Problem to solve
Carry none of the pictures over; write out the complete data exactly.

Records for this exercise
****************************************

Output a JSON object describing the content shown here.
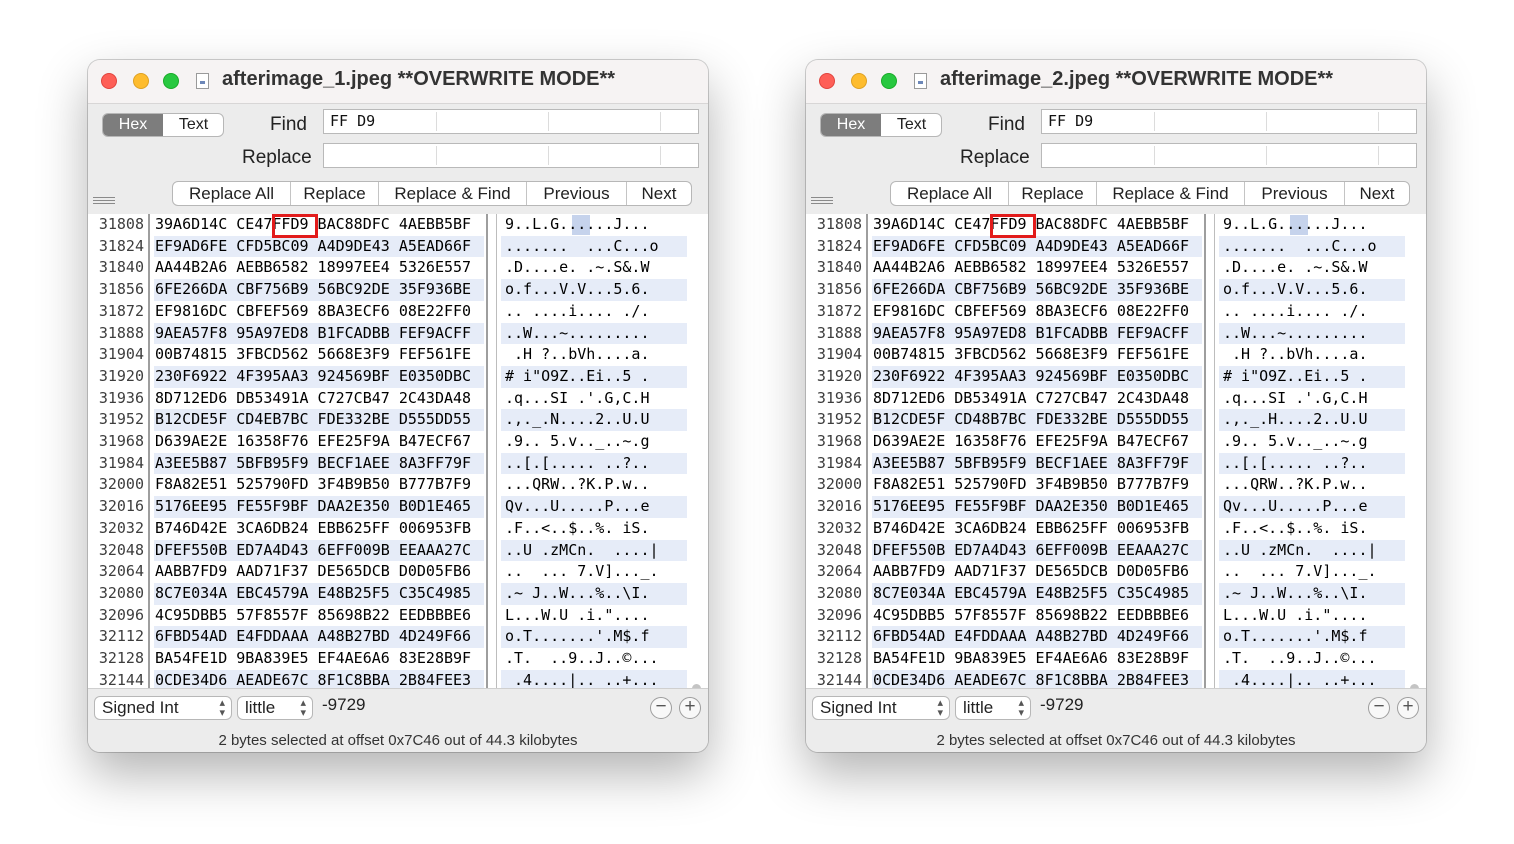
{
  "hex_rows": [
    [
      "31808",
      "39A6D14C CE47FFD9 BAC88DFC 4AEBB5BF",
      "9..L.G......J..."
    ],
    [
      "31824",
      "EF9AD6FE CFD5BC09 A4D9DE43 A5EAD66F",
      ".......  ...C...o"
    ],
    [
      "31840",
      "AA44B2A6 AEBB6582 18997EE4 5326E557",
      ".D....e. .~.S&.W"
    ],
    [
      "31856",
      "6FE266DA CBF756B9 56BC92DE 35F936BE",
      "o.f...V.V...5.6."
    ],
    [
      "31872",
      "EF9816DC CBFEF569 8BA3ECF6 08E22FF0",
      ".. ....i.... ./."
    ],
    [
      "31888",
      "9AEA57F8 95A97ED8 B1FCADBB FEF9ACFF",
      "..W...~........."
    ],
    [
      "31904",
      "00B74815 3FBCD562 5668E3F9 FEF561FE",
      " .H ?..bVh....a."
    ],
    [
      "31920",
      "230F6922 4F395AA3 924569BF E0350DBC",
      "# i\"O9Z..Ei..5 ."
    ],
    [
      "31936",
      "8D712ED6 DB53491A C727CB47 2C43DA48",
      ".q...SI .'.G,C.H"
    ],
    [
      "31952",
      "B12CDE5F CD4EB7BC FDE332BE D555DD55",
      ".,._.N....2..U.U"
    ],
    [
      "31968",
      "D639AE2E 16358F76 EFE25F9A B47ECF67",
      ".9.. 5.v.._..~.g"
    ],
    [
      "31984",
      "A3EE5B87 5BFB95F9 BECF1AEE 8A3FF79F",
      "..[.[..... ..?.."
    ],
    [
      "32000",
      "F8A82E51 525790FD 3F4B9B50 B777B7F9",
      "...QRW..?K.P.w.."
    ],
    [
      "32016",
      "5176EE95 FE55F9BF DAA2E350 B0D1E465",
      "Qv...U.....P...e"
    ],
    [
      "32032",
      "B746D42E 3CA6DB24 EBB625FF 006953FB",
      ".F..<..$..%. iS."
    ],
    [
      "32048",
      "DFEF550B ED7A4D43 6EFF009B EEAAA27C",
      "..U .zMCn.  ....|"
    ],
    [
      "32064",
      "AABB7FD9 AAD71F37 DE565DCB D0D05FB6",
      "..  ... 7.V]..._."
    ],
    [
      "32080",
      "8C7E034A EBC4579A E48B25F5 C35C4985",
      ".~ J..W...%..\\I."
    ],
    [
      "32096",
      "4C95DBB5 57F8557F 85698B22 EEDBBBE6",
      "L...W.U .i.\"...."
    ],
    [
      "32112",
      "6FBD54AD E4FDDAAA A48B27BD 4D249F66",
      "o.T.......'.M$.f"
    ],
    [
      "32128",
      "BA54FE1D 9BA839E5 EF4AE6A6 83E28B9F",
      ".T.  ..9..J..©..."
    ],
    [
      "32144",
      "0CDE34D6 AEADE67C 8F1C8BBA 2B84FEE3",
      " .4....|.. ..+..."
    ]
  ],
  "hex_rows_right_diff": {
    "9": [
      "31952",
      "B12CDE5F CD48B7BC FDE332BE D555DD55",
      ".,._.H....2..U.U"
    ]
  },
  "windows": [
    {
      "title": "afterimage_1.jpeg **OVERWRITE MODE**",
      "mode_hex": "Hex",
      "mode_text": "Text",
      "find_label": "Find",
      "find_value": "FF D9",
      "replace_label": "Replace",
      "replace_value": "",
      "buttons": [
        "Replace All",
        "Replace",
        "Replace & Find",
        "Previous",
        "Next"
      ],
      "type_select": "Signed Int",
      "endian_select": "little",
      "value": "-9729",
      "minus": "−",
      "plus": "+",
      "status": "2 bytes selected at offset 0x7C46 out of 44.3 kilobytes"
    },
    {
      "title": "afterimage_2.jpeg **OVERWRITE MODE**",
      "mode_hex": "Hex",
      "mode_text": "Text",
      "find_label": "Find",
      "find_value": "FF D9",
      "replace_label": "Replace",
      "replace_value": "",
      "buttons": [
        "Replace All",
        "Replace",
        "Replace & Find",
        "Previous",
        "Next"
      ],
      "type_select": "Signed Int",
      "endian_select": "little",
      "value": "-9729",
      "minus": "−",
      "plus": "+",
      "status": "2 bytes selected at offset 0x7C46 out of 44.3 kilobytes"
    }
  ],
  "colors": {
    "highlight_box": "#e21b1b",
    "alt_row": "#e6ecf8",
    "selection": "#c6d3ec"
  }
}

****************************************

Exercise response
Output a JSON object describing the content shown here.
{
  "hex_rows": [
    [
      "31808",
      "39A6D14C CE47FFD9 BAC88DFC 4AEBB5BF",
      "9..L.G......J..."
    ],
    [
      "31824",
      "EF9AD6FE CFD5BC09 A4D9DE43 A5EAD66F",
      ".......  ...C...o"
    ],
    [
      "31840",
      "AA44B2A6 AEBB6582 18997EE4 5326E557",
      ".D....e. .~.S&.W"
    ],
    [
      "31856",
      "6FE266DA CBF756B9 56BC92DE 35F936BE",
      "o.f...V.V...5.6."
    ],
    [
      "31872",
      "EF9816DC CBFEF569 8BA3ECF6 08E22FF0",
      ".. ....i.... ./."
    ],
    [
      "31888",
      "9AEA57F8 95A97ED8 B1FCADBB FEF9ACFF",
      "..W...~........."
    ],
    [
      "31904",
      "00B74815 3FBCD562 5668E3F9 FEF561FE",
      " .H ?..bVh....a."
    ],
    [
      "31920",
      "230F6922 4F395AA3 924569BF E0350DBC",
      "# i\"O9Z..Ei..5 ."
    ],
    [
      "31936",
      "8D712ED6 DB53491A C727CB47 2C43DA48",
      ".q...SI .'.G,C.H"
    ],
    [
      "31952",
      "B12CDE5F CD4EB7BC FDE332BE D555DD55",
      ".,._.N....2..U.U"
    ],
    [
      "31968",
      "D639AE2E 16358F76 EFE25F9A B47ECF67",
      ".9.. 5.v.._..~.g"
    ],
    [
      "31984",
      "A3EE5B87 5BFB95F9 BECF1AEE 8A3FF79F",
      "..[.[..... ..?.."
    ],
    [
      "32000",
      "F8A82E51 525790FD 3F4B9B50 B777B7F9",
      "...QRW..?K.P.w.."
    ],
    [
      "32016",
      "5176EE95 FE55F9BF DAA2E350 B0D1E465",
      "Qv...U.....P...e"
    ],
    [
      "32032",
      "B746D42E 3CA6DB24 EBB625FF 006953FB",
      ".F..<..$..%. iS."
    ],
    [
      "32048",
      "DFEF550B ED7A4D43 6EFF009B EEAAA27C",
      "..U .zMCn.  ....|"
    ],
    [
      "32064",
      "AABB7FD9 AAD71F37 DE565DCB D0D05FB6",
      "..  ... 7.V]..._."
    ],
    [
      "32080",
      "8C7E034A EBC4579A E48B25F5 C35C4985",
      ".~ J..W...%..\\I."
    ],
    [
      "32096",
      "4C95DBB5 57F8557F 85698B22 EEDBBBE6",
      "L...W.U .i.\"...."
    ],
    [
      "32112",
      "6FBD54AD E4FDDAAA A48B27BD 4D249F66",
      "o.T.......'.M$.f"
    ],
    [
      "32128",
      "BA54FE1D 9BA839E5 EF4AE6A6 83E28B9F",
      ".T.  ..9..J..©..."
    ],
    [
      "32144",
      "0CDE34D6 AEADE67C 8F1C8BBA 2B84FEE3",
      " .4....|.. ..+..."
    ]
  ],
  "hex_rows_right_diff": {
    "9": [
      "31952",
      "B12CDE5F CD48B7BC FDE332BE D555DD55",
      ".,._.H....2..U.U"
    ]
  },
  "windows": [
    {
      "title": "afterimage_1.jpeg **OVERWRITE MODE**",
      "mode_hex": "Hex",
      "mode_text": "Text",
      "find_label": "Find",
      "find_value": "FF D9",
      "replace_label": "Replace",
      "replace_value": "",
      "buttons": [
        "Replace All",
        "Replace",
        "Replace & Find",
        "Previous",
        "Next"
      ],
      "type_select": "Signed Int",
      "endian_select": "little",
      "value": "-9729",
      "minus": "−",
      "plus": "+",
      "status": "2 bytes selected at offset 0x7C46 out of 44.3 kilobytes"
    },
    {
      "title": "afterimage_2.jpeg **OVERWRITE MODE**",
      "mode_hex": "Hex",
      "mode_text": "Text",
      "find_label": "Find",
      "find_value": "FF D9",
      "replace_label": "Replace",
      "replace_value": "",
      "buttons": [
        "Replace All",
        "Replace",
        "Replace & Find",
        "Previous",
        "Next"
      ],
      "type_select": "Signed Int",
      "endian_select": "little",
      "value": "-9729",
      "minus": "−",
      "plus": "+",
      "status": "2 bytes selected at offset 0x7C46 out of 44.3 kilobytes"
    }
  ],
  "colors": {
    "highlight_box": "#e21b1b",
    "alt_row": "#e6ecf8",
    "selection": "#c6d3ec"
  }
}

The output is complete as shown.